The handbills for Smiths To Break and To Build are the first example of the humour in Smith’s work. Untitled (Hands Holding) is the image of a blank piece of paper held up by two hands nearly covering its entire surface, giving us little indication as to who or what hides behind. At first glance, the image could be a black and white scan. But the real work, placed in the back corner of the gallery, is a CMYK screenprint (a four colour process) and the blank page in the image is the actual paper the work is printed on. This self-referential piece remains my favorite. Its neighbouring counterpart is a set of screenprinted eyes (the artists own) that look out at you from seemingly cut out slots. The viewer is fooled by Smith’s fake cuts, crumples, and folds, and the maker will be fascinated by the differing processes on exhibit.
Smith makes many somethings out of near nothings.
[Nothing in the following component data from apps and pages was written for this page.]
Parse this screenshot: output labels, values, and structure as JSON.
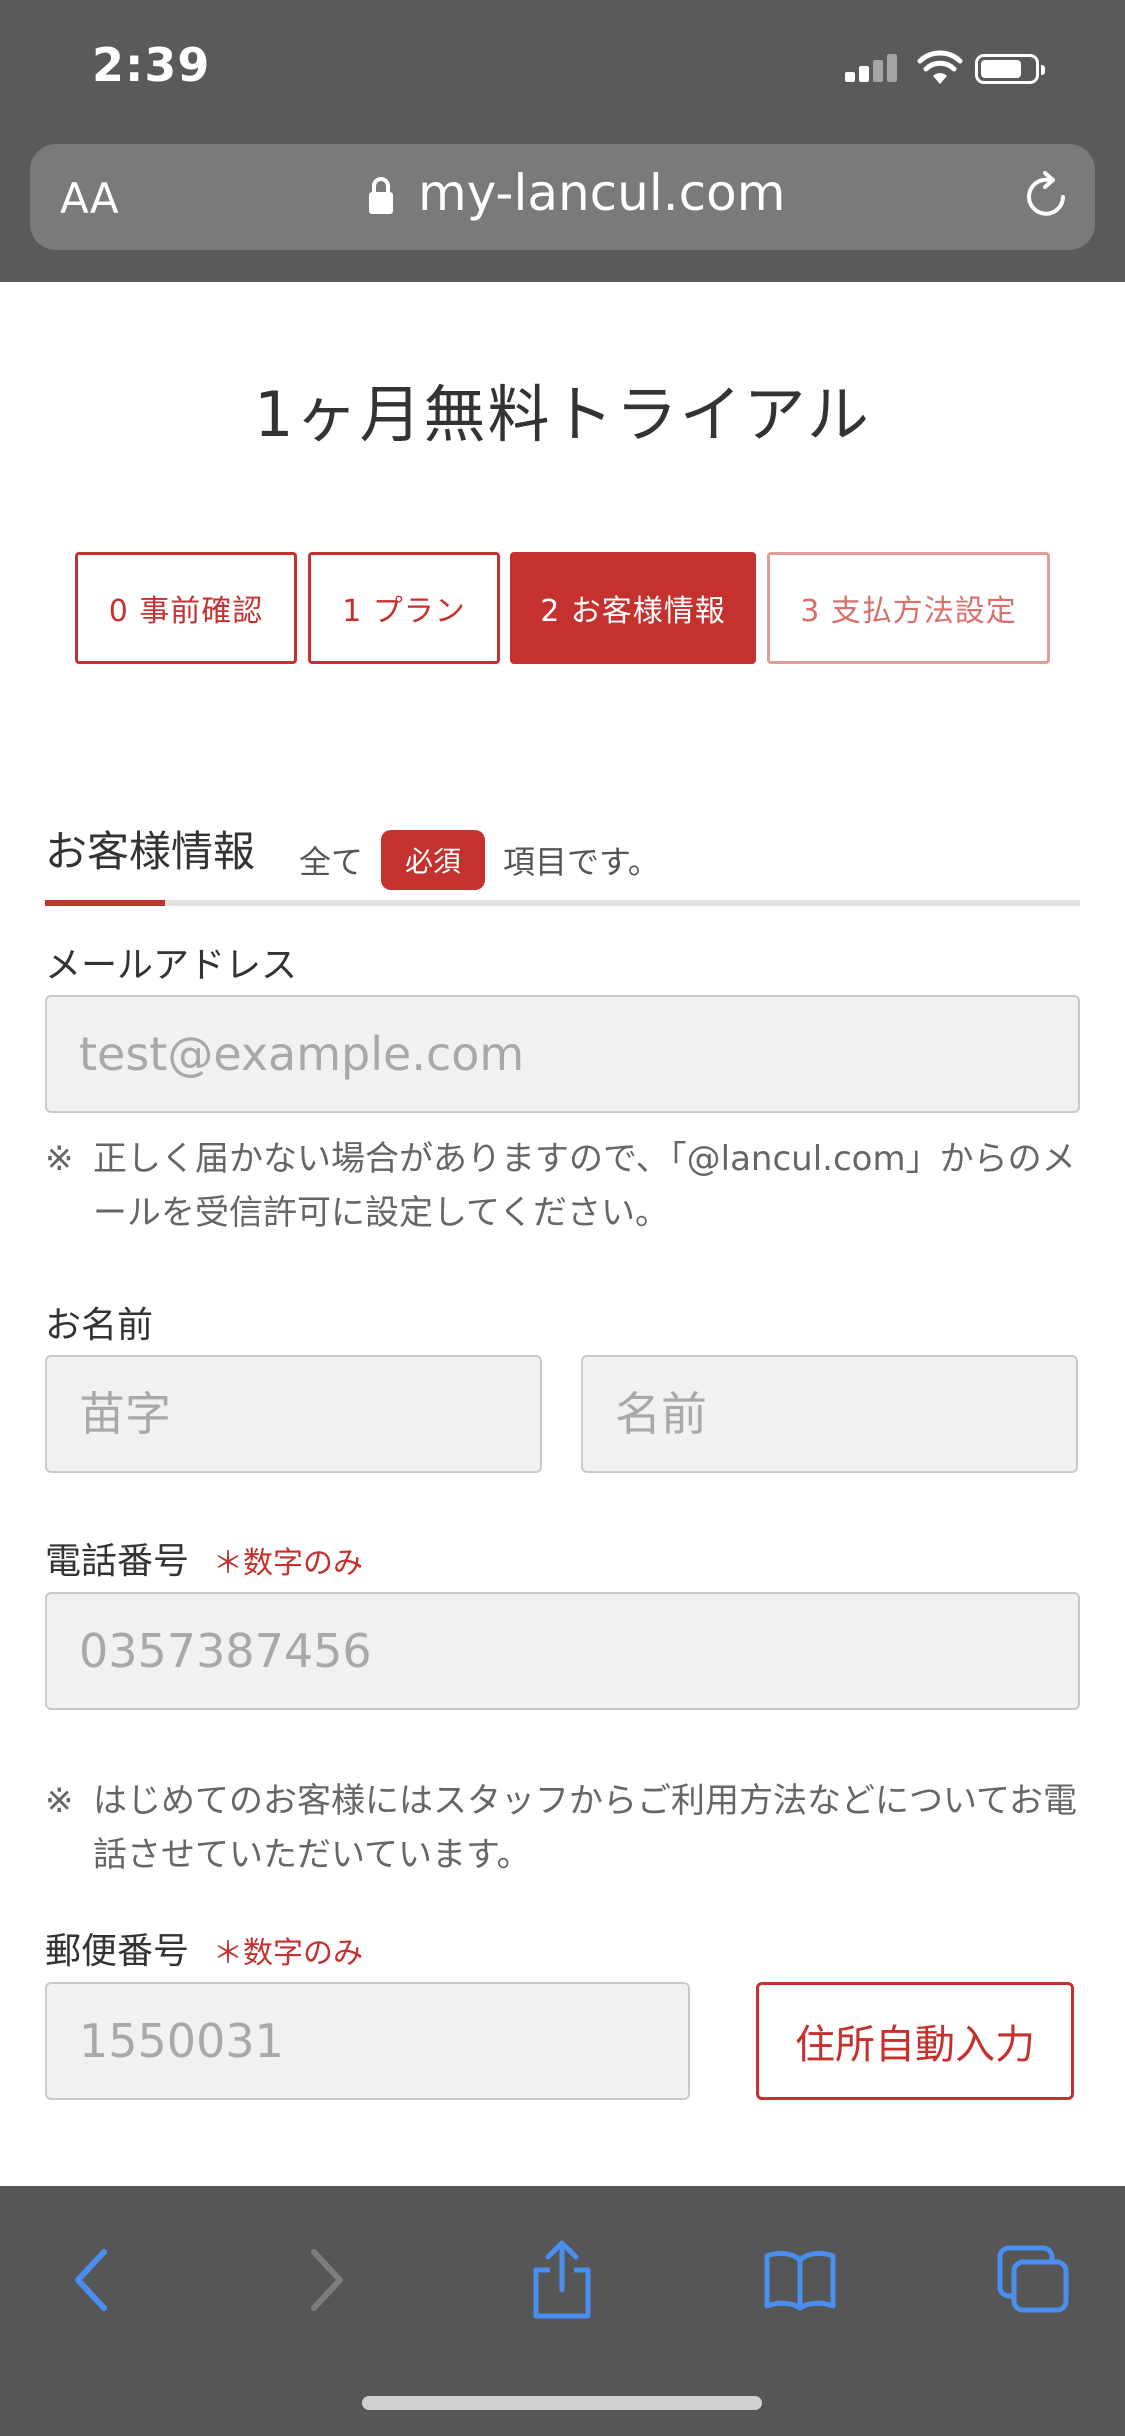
{
  "status": {
    "time": "2:39"
  },
  "browser": {
    "text_size_label": "AA",
    "url": "my-lancul.com"
  },
  "page": {
    "title": "1ヶ月無料トライアル"
  },
  "steps": [
    {
      "label": "0 事前確認",
      "state": "done"
    },
    {
      "label": "1 プラン",
      "state": "done"
    },
    {
      "label": "2 お客様情報",
      "state": "active"
    },
    {
      "label": "3 支払方法設定",
      "state": "future"
    }
  ],
  "section": {
    "title": "お客様情報",
    "note_before": "全て",
    "required_badge": "必須",
    "note_after": "項目です。"
  },
  "form": {
    "email": {
      "label": "メールアドレス",
      "placeholder": "test@example.com",
      "note_mark": "※",
      "note": "正しく届かない場合がありますので、「@lancul.com」からのメールを受信許可に設定してください。"
    },
    "name": {
      "label": "お名前",
      "last_placeholder": "苗字",
      "first_placeholder": "名前"
    },
    "phone": {
      "label": "電話番号",
      "hint": "＊数字のみ",
      "placeholder": "0357387456",
      "note_mark": "※",
      "note": "はじめてのお客様にはスタッフからご利用方法などについてお電話させていただいています。"
    },
    "postal": {
      "label": "郵便番号",
      "hint": "＊数字のみ",
      "placeholder": "1550031",
      "autofill_button": "住所自動入力"
    }
  },
  "toolbar": {
    "icons": [
      "back-icon",
      "forward-icon",
      "share-icon",
      "bookmarks-icon",
      "tabs-icon"
    ],
    "accent": "#4a8ef0"
  },
  "colors": {
    "brand_red": "#c4312e"
  }
}
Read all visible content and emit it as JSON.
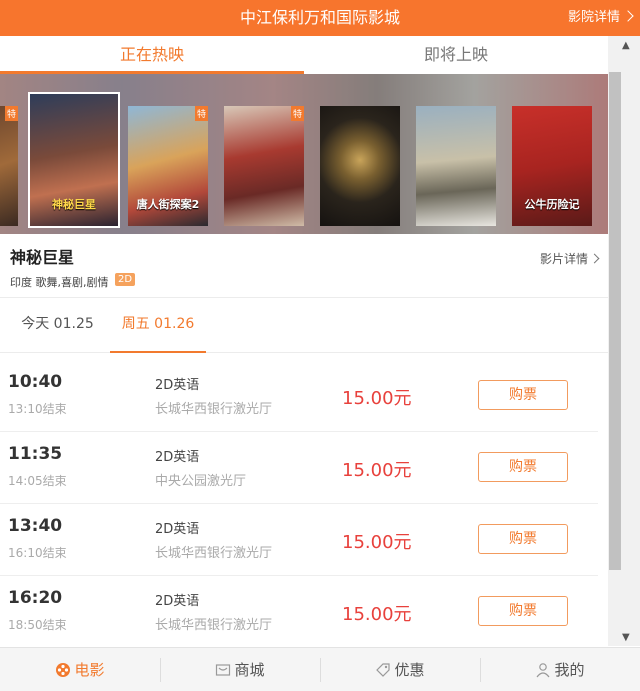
{
  "header": {
    "title": "中江保利万和国际影城",
    "detail_link": "影院详情"
  },
  "tabs": [
    {
      "label": "正在热映",
      "active": true
    },
    {
      "label": "即将上映",
      "active": false
    }
  ],
  "posters": [
    {
      "tag": "特",
      "title": ""
    },
    {
      "tag": "",
      "title": "神秘巨星",
      "selected": true
    },
    {
      "tag": "特",
      "title": "唐人街探案2"
    },
    {
      "tag": "特",
      "title": ""
    },
    {
      "tag": "",
      "title": ""
    },
    {
      "tag": "",
      "title": ""
    },
    {
      "tag": "",
      "title": "公牛历险记"
    }
  ],
  "movie": {
    "title": "神秘巨星",
    "meta": "印度 歌舞,喜剧,剧情",
    "badge": "2D",
    "detail_link": "影片详情"
  },
  "dates": [
    {
      "label": "今天 01.25",
      "active": false
    },
    {
      "label": "周五 01.26",
      "active": true
    }
  ],
  "sessions": [
    {
      "start": "10:40",
      "end": "13:10结束",
      "lang": "2D英语",
      "hall": "长城华西银行激光厅",
      "price": "15.00元",
      "buy": "购票"
    },
    {
      "start": "11:35",
      "end": "14:05结束",
      "lang": "2D英语",
      "hall": "中央公园激光厅",
      "price": "15.00元",
      "buy": "购票"
    },
    {
      "start": "13:40",
      "end": "16:10结束",
      "lang": "2D英语",
      "hall": "长城华西银行激光厅",
      "price": "15.00元",
      "buy": "购票"
    },
    {
      "start": "16:20",
      "end": "18:50结束",
      "lang": "2D英语",
      "hall": "长城华西银行激光厅",
      "price": "15.00元",
      "buy": "购票"
    }
  ],
  "bottom_nav": [
    {
      "label": "电影",
      "icon": "film-reel-icon",
      "active": true
    },
    {
      "label": "商城",
      "icon": "shop-icon",
      "active": false
    },
    {
      "label": "优惠",
      "icon": "coupon-tag-icon",
      "active": false
    },
    {
      "label": "我的",
      "icon": "user-icon",
      "active": false
    }
  ],
  "colors": {
    "accent": "#f7752d",
    "price": "#e8413c"
  }
}
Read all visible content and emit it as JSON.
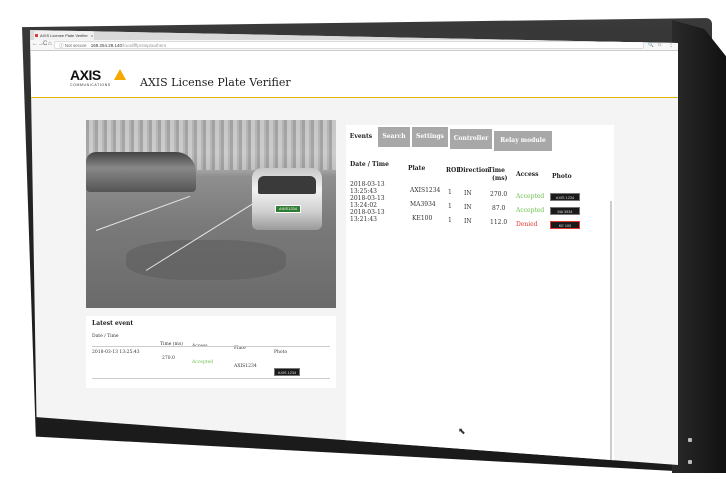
{
  "browser": {
    "tab_title": "AXIS License Plate Verifier",
    "tab_close": "×",
    "nav_back": "←",
    "nav_forward": "→",
    "nav_reload": "C",
    "nav_home": "⌂",
    "secure_label": "ⓘ Not secure",
    "url_host": "169.254.28.140",
    "url_path": "/local/fflprstep/authent",
    "profile_icon": "⊖",
    "minimize": "–",
    "maximize": "☐",
    "close": "✕",
    "zoom_icon": "🔍",
    "star_icon": "☆",
    "menu_icon": "⋮"
  },
  "header": {
    "logo": "AXIS",
    "logo_sub": "COMMUNICATIONS",
    "title": "AXIS License Plate Verifier",
    "accent_color": "#f5a800"
  },
  "camera": {
    "plate_text": "AXIS1234"
  },
  "latest_event": {
    "title": "Latest event",
    "headers": {
      "datetime": "Date / Time",
      "time": "Time (ms)",
      "access": "Access",
      "plate": "Plate",
      "photo": "Photo"
    },
    "row": {
      "datetime": "2018-03-13 13:25:43",
      "time": "270.0",
      "access": "Accepted",
      "plate": "AXIS1234",
      "photo": "AXIS 1234"
    }
  },
  "tabs": [
    {
      "label": "Events",
      "active": true
    },
    {
      "label": "Search",
      "active": false
    },
    {
      "label": "Settings",
      "active": false
    },
    {
      "label": "Controller",
      "active": false
    },
    {
      "label": "Relay module",
      "active": false
    }
  ],
  "events": {
    "headers": {
      "datetime": "Date / Time",
      "plate": "Plate",
      "roi": "ROI",
      "direction": "Direction",
      "time_line1": "Time",
      "time_line2": "(ms)",
      "access": "Access",
      "photo": "Photo"
    },
    "rows": [
      {
        "date": "2018-03-13",
        "time_of_day": "13:25:43",
        "plate": "AXIS1234",
        "roi": "1",
        "direction": "IN",
        "time_ms": "270.0",
        "access": "Accepted",
        "photo": "AXIS 1234"
      },
      {
        "date": "2018-03-13",
        "time_of_day": "13:24:02",
        "plate": "MA3934",
        "roi": "1",
        "direction": "IN",
        "time_ms": "87.0",
        "access": "Accepted",
        "photo": "MA 3934"
      },
      {
        "date": "2018-03-13",
        "time_of_day": "13:21:43",
        "plate": "KE100",
        "roi": "1",
        "direction": "IN",
        "time_ms": "112.0",
        "access": "Denied",
        "photo": "KE 100"
      }
    ]
  },
  "colors": {
    "accepted": "#6cc04a",
    "denied": "#e53935",
    "tab_inactive": "#a8a8a8"
  }
}
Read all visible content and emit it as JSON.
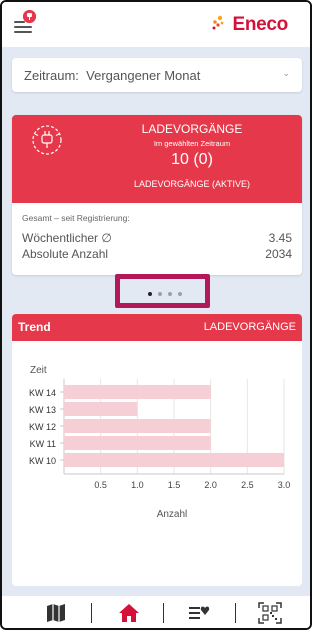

Reminding me of the work of German photographer and sculptor Thomas Demand, whose hyper-real photographs of indoor and outdoor environments are made with construction paper, Smith uses the same modest materials: paper, ink and glue, and juxtaposes them with some not so simple printmaking techniques to tackle ideas of ‘transformation’.
“The work plays with oppositional ideas such as strength and weakness, order and chance, sameness and difference, as well as, mass production and the handmade.”
Within the myriad of different production techniques in To Break and To Build, there also lies a bit of trickery. Lines To… are pigment prints (or digital prints), and are placed next to similar renditions Circle Imitating Square and Square Imitating Circle, which are hand printed photo lithographs. The different mediums beg to be compared. Lithography is a time consuming, process-oriented craft, while digital printing is, to many, an easier reproduction strategy (although this could and certainly has been argued). Both series are reproductions of folded paper sculptures, which produce different shapes or markings: an arrow, a line, a squiggle. By placing photo lithography and digital prints shamelessly side-by-side, and in identical frames, Smith seems to point to their equal value while makers might look for the individual qualities that distinguish each technique.
The labour in the making of Smiths screenprinted paper sculptures titled Hammers and Bricks also remains secondary, as the works are downplayed by their placement on low lying pedestals. Smith’s fascination is with materials, the handmade, and their relationship to technology. But the processes remain secondary to the artists’ desire to talk about other things. The success of To Break and To Build lies in how these works live beyond their own materiality, allowing them to be containers for something more.
* http://www.britannica.com/EBchecked/topic/343748/lithography, accessed June 11th, 2013.
Kristin Nelson is a Winnipeg based artist currently competing her MFA at Concordia University in Fibres and Material Practices.
Medium: Silkscreen prints and glue